@BrainBlenderTec Things stagnate.
Question 8: Have you ever avoided giving someone feedback? Why was that?
@E_Toohig When I perceive they are not open and ready for my honesty.
@MduduziTNtuli I always give feedback because it’s important to give feedback for a person to excel.
Question 9: How does feedback/criticism differ one-on-one compared with online or written?
@MicheleDD_MT Recommend that constructive feedback not be online/written. Can be misinterpreted. Cannot clarify intention or get specifics.
@Midgie_MT For me the difference is when said in person, you hear it, digest it and it’s done. Also can get immediate clarification.
Question 10: When giving feedback, how can you make sure it doesn’t sound like criticism?
@Yolande_MT Begin and end the feedback conversation on a positive note. Remember that it’s not a blame-and-shame session.
Finally, we share this advice from @Jikster2009: “I like the concept of the emotional piggy bank, earning the right to give considerations by building up credits of praise.”
Next time, on #MTtalk…
Giving feedback is a key part of coaching. How successful is your manager in coaching you? Please cast your vote in our Twitter poll here.

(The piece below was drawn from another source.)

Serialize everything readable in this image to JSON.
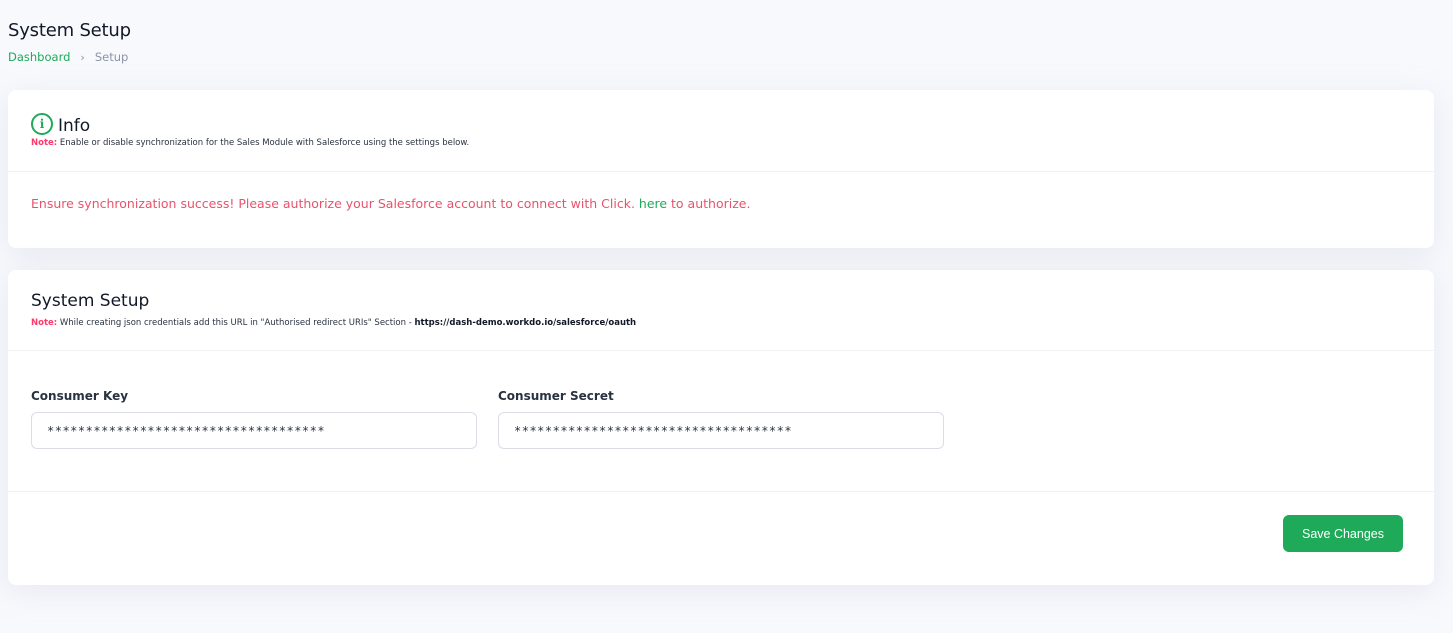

In our next #MTtalk, on Friday, March 3, we’ll discuss “Coaching Skills for Managers,” a topic suggested by one of our regular participants, @PramodDrSolanki. We’ll look at different ways of coaching and discuss the impact of coaching on performance. Please join us at 1pm EST / 6pm GMT.
To participate in our chat about coaching skills for managers, type #MTtalk in the Twitter search function. Then, click on “All Tweets” and you’ll be able to follow the live chat feed. To join the conversation, simply include #MTtalk in your tweet and it will show up in the chat feed.
In the meantime, here are some resources about criticism and feedback: